Titled "Decoding Antisemitism," the project was financially backed by the Foundation, which donated an additional 3 million Euros to the budget. By supporting the project, the Foundation is joining forces with the Center for Research on Antisemitism at the Technical University of Berlin, King’s College London and other renowned scientific institutions in Europe and Israel.
The international team, comprised of discourse analysts, computational linguists and historians, is currently focusing its efforts on developing an AI-driven approach to identifying online antisemitism, a feat that may be harder to achieve than expected.
Studies have shown that the majority of antisemitic defamation is expressed in implicit ways – through the use of codes for instance (“juice” instead of “Jews”) and allusions to certain conspiracy narratives or the reproduction of stereotypes through images.
The combination of the linguistic knowledge that can identify implicit suggestions of antisemitic rhetoric with advanced AI technological capabilities is unique to date in its setup, as well as in the subject matter of the analysis itself. It will result in computers analyzing vast amounts of data and images that humans wouldn’t be able to assess because of their sheer quantity.
Another challenge that faces the team, as well as social media companies as a whole, is the fact that implicit antisemitism is hard to punish. Social media companies, often highly motivated in limiting hate speech on their platforms, remain reluctant to act upon such hidden hatred against Jews. This results in users continuing to spread and share their hateful messages.

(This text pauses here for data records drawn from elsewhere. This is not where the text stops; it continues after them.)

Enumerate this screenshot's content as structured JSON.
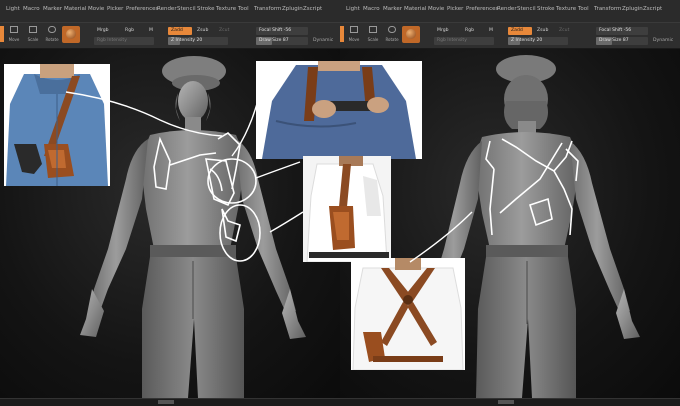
{
  "menu_items": [
    "Light",
    "Macro",
    "Marker",
    "Material",
    "Movie",
    "Picker",
    "Preferences",
    "Render",
    "Stencil",
    "Stroke",
    "Texture",
    "Tool",
    "Transform",
    "Zplugin",
    "Zscript"
  ],
  "tools": [
    {
      "label": "Move",
      "icon": "move-icon"
    },
    {
      "label": "Scale",
      "icon": "scale-icon"
    },
    {
      "label": "Rotate",
      "icon": "rotate-icon"
    }
  ],
  "toolbar": {
    "mrgb": "Mrgb",
    "rgb": "Rgb",
    "m": "M",
    "zadd": "Zadd",
    "zsub": "Zsub",
    "zcut": "Zcut",
    "rgb_intensity": "Rgb Intensity",
    "z_intensity": "Z Intensity 20",
    "focal_shift": "Focal Shift -56",
    "draw_size": "Draw Size 87",
    "dynamic": "Dynamic"
  },
  "colors": {
    "accent": "#e8883a",
    "menubar": "#2b2b2b",
    "toolbar": "#2e2e2e",
    "sculpt": "#9a9a9a",
    "line_art": "#ffffff"
  },
  "reference_images": [
    {
      "subject": "man in denim shirt wearing brown shoulder holster"
    },
    {
      "subject": "man in blue shirt drawing pistol from shoulder rig"
    },
    {
      "subject": "side view of man in white shirt with leather holster"
    },
    {
      "subject": "back view of shoulder holster straps on white shirt"
    }
  ]
}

One of the overarching goals of the Alfred Landecker Foundation is creating "a public discourse in which hateful voices are not allowed to dominate," a statement by the foundation read.
"This is why one of the aims of the project is to develop an open source tool that can be used for websites and that is compatible with social media profiles. The idea is to support freedom of speech while making sure that antisemites and racists don’t drive away all those interested in respectful discussions."

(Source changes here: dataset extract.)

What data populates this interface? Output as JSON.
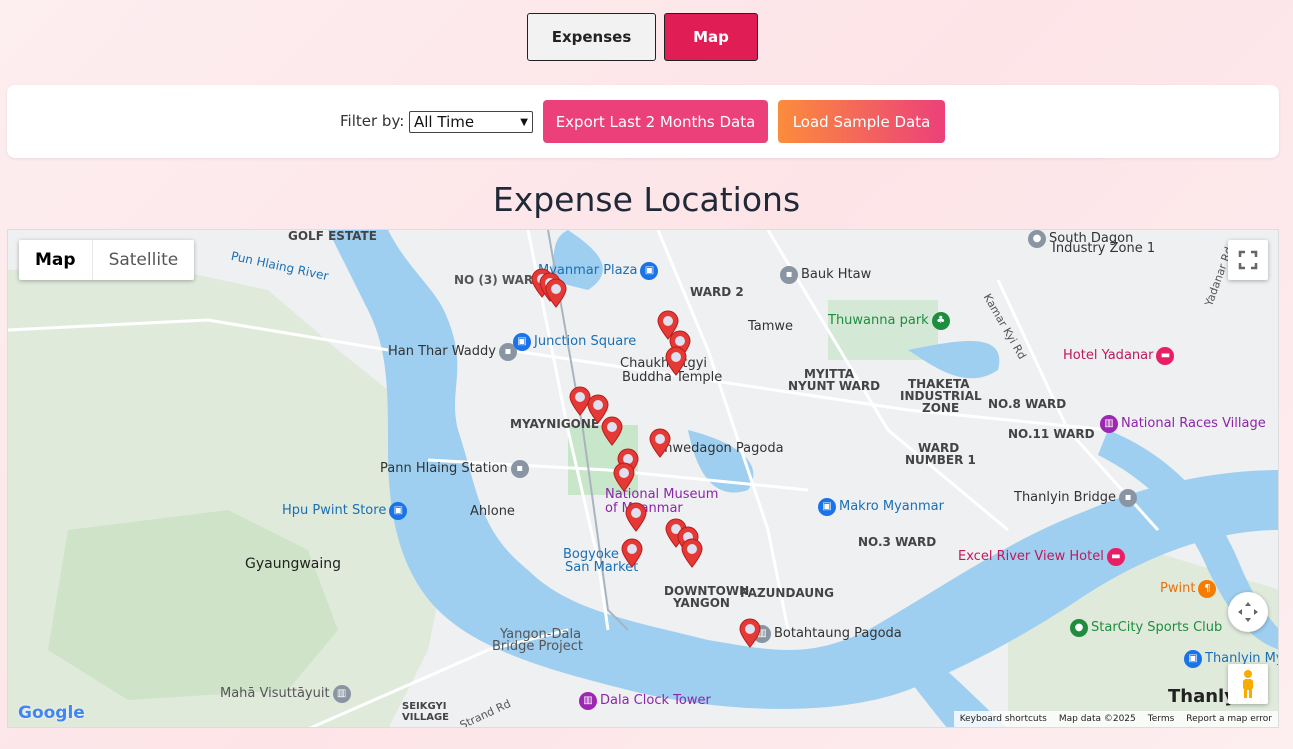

Dr. Matthias J. Becker, a linguist leading the "Decoding Antisemitism" project at the Technical University Berlin pointed to the concerning connection between online hate speech and actual hate crimes.

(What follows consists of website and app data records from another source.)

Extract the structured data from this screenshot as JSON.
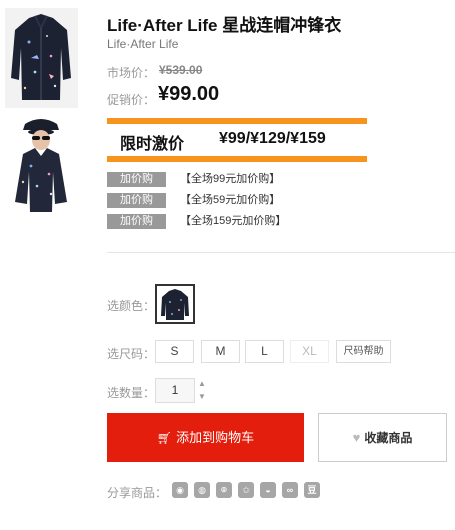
{
  "product": {
    "title": "Life·After Life 星战连帽冲锋衣",
    "brand": "Life·After Life",
    "market_price_label": "市场价：",
    "market_price": "¥539.00",
    "promo_price_label": "促销价：",
    "promo_price": "¥99.00"
  },
  "banner": {
    "label": "限时激价",
    "prices": "¥99/¥129/¥159"
  },
  "promotions": [
    {
      "tag": "加价购",
      "desc": "【全场99元加价购】"
    },
    {
      "tag": "加价购",
      "desc": "【全场59元加价购】"
    },
    {
      "tag": "加价购",
      "desc": "【全场159元加价购】"
    }
  ],
  "options": {
    "color_label": "选颜色：",
    "size_label": "选尺码：",
    "sizes": [
      "S",
      "M",
      "L",
      "XL"
    ],
    "size_help": "尺码帮助",
    "qty_label": "选数量：",
    "qty_value": "1"
  },
  "actions": {
    "add_to_cart": "添加到购物车",
    "favorite": "收藏商品"
  },
  "share": {
    "label": "分享商品：",
    "icons": [
      "weibo-icon",
      "wechat-icon",
      "pengyou-icon",
      "qzone-icon",
      "qq-icon",
      "renren-icon",
      "douban-icon"
    ],
    "douban_text": "豆"
  },
  "colors": {
    "accent": "#e41e0d",
    "banner_orange": "#f7941d",
    "tag_gray": "#999999"
  }
}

“We see that hate speech online and hate crimes are to some extent always connected. In order to prevent that more and more users become radicalized on the web, it is important to identify the real dimensions of antisemitism – also taking into account the implicit forms that might become more explicit over time,” Becker noted.